TASK DETAILS:
If a line in the data below contains "automatyzacji", copy it.

[Opening GIVEN RECORDS section]

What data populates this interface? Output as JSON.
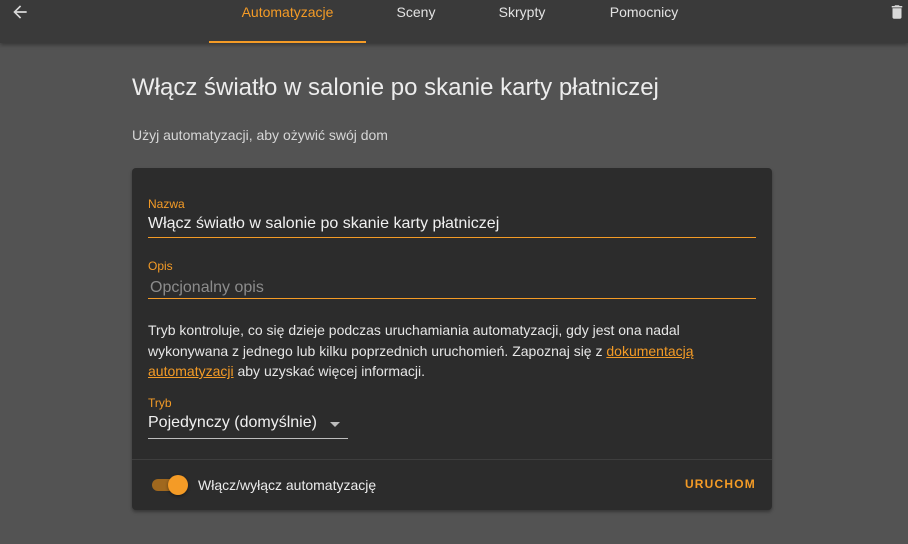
{
  "header": {
    "back_icon": "arrow-left-icon",
    "delete_icon": "trash-icon",
    "tabs": [
      {
        "label": "Automatyzacje",
        "active": true
      },
      {
        "label": "Sceny",
        "active": false
      },
      {
        "label": "Skrypty",
        "active": false
      },
      {
        "label": "Pomocnicy",
        "active": false
      }
    ]
  },
  "page": {
    "title": "Włącz światło w salonie po skanie karty płatniczej",
    "subtitle": "Użyj automatyzacji, aby ożywić swój dom"
  },
  "form": {
    "name_label": "Nazwa",
    "name_value": "Włącz światło w salonie po skanie karty płatniczej",
    "description_label": "Opis",
    "description_placeholder": "Opcjonalny opis",
    "help_text_before": "Tryb kontroluje, co się dzieje podczas uruchamiania automatyzacji, gdy jest ona nadal wykonywana z jednego lub kilku poprzednich uruchomień. Zapoznaj się z ",
    "help_link": "dokumentacją automatyzacji",
    "help_text_after": " aby uzyskać więcej informacji.",
    "mode_label": "Tryb",
    "mode_value": "Pojedynczy (domyślnie)"
  },
  "footer": {
    "toggle_label": "Włącz/wyłącz automatyzację",
    "toggle_on": true,
    "run_label": "URUCHOM"
  },
  "colors": {
    "accent": "#f49b26",
    "background": "#535353",
    "card": "#2c2c2c",
    "topbar": "#3a3a3a"
  }
}
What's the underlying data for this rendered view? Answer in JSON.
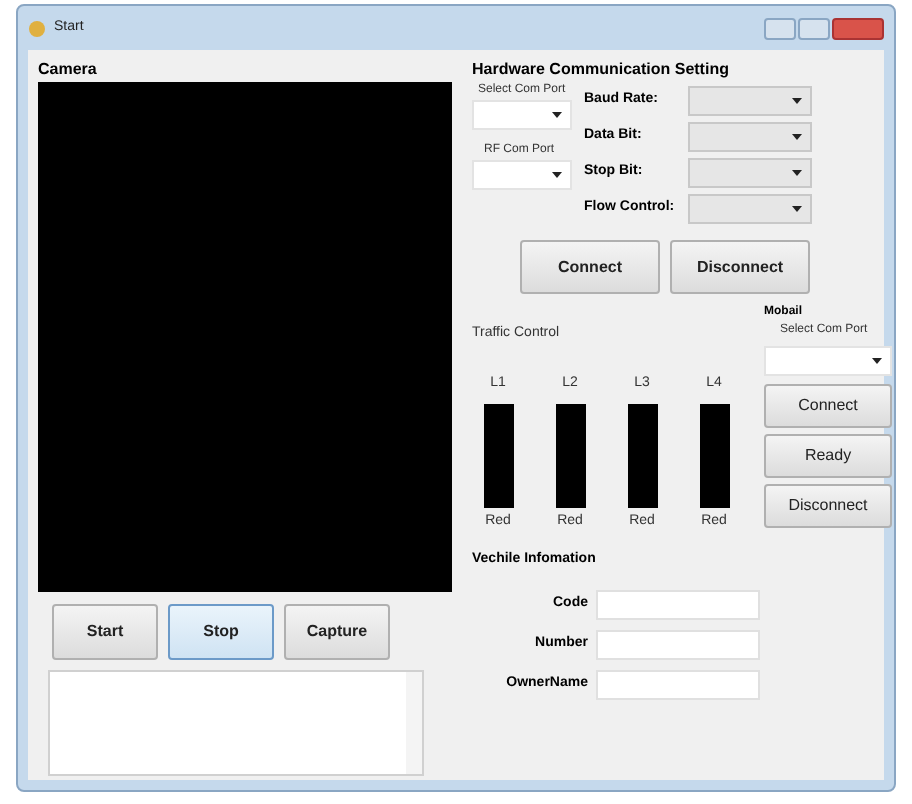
{
  "window": {
    "title": "Start"
  },
  "camera": {
    "label": "Camera"
  },
  "camera_buttons": [
    {
      "label": "Start",
      "focused": false
    },
    {
      "label": "Stop",
      "focused": true
    },
    {
      "label": "Capture",
      "focused": false
    }
  ],
  "hardware": {
    "title": "Hardware Communication Setting",
    "com_port_label": "Select Com Port",
    "rf_port_label": "RF Com Port",
    "settings": [
      {
        "label": "Baud Rate:"
      },
      {
        "label": "Data Bit:"
      },
      {
        "label": "Stop Bit:"
      },
      {
        "label": "Flow Control:"
      }
    ],
    "buttons": [
      "Connect",
      "Disconnect"
    ]
  },
  "traffic": {
    "title": "Traffic Control",
    "lights": [
      {
        "label": "L1",
        "status": "Red"
      },
      {
        "label": "L2",
        "status": "Red"
      },
      {
        "label": "L3",
        "status": "Red"
      },
      {
        "label": "L4",
        "status": "Red"
      }
    ]
  },
  "mobile": {
    "title": "Mobail",
    "port_label": "Select Com Port",
    "buttons": [
      "Connect",
      "Ready",
      "Disconnect"
    ]
  },
  "vehicle": {
    "title": "Vechile  Infomation",
    "fields": [
      {
        "label": "Code"
      },
      {
        "label": "Number"
      },
      {
        "label": "OwnerName"
      }
    ]
  }
}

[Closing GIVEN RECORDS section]

RESULT FOR THIS EXERCISE:
    "subtitle": "Użyj automatyzacji, aby ożywić swój dom"
    "help_text_before": "Tryb kontroluje, co się dzieje podczas uruchamiania automatyzacji, gdy jest ona nadal wykonywana z jednego lub kilku poprzednich uruchomień. Zapoznaj się z ",
    "help_link": "dokumentacją automatyzacji",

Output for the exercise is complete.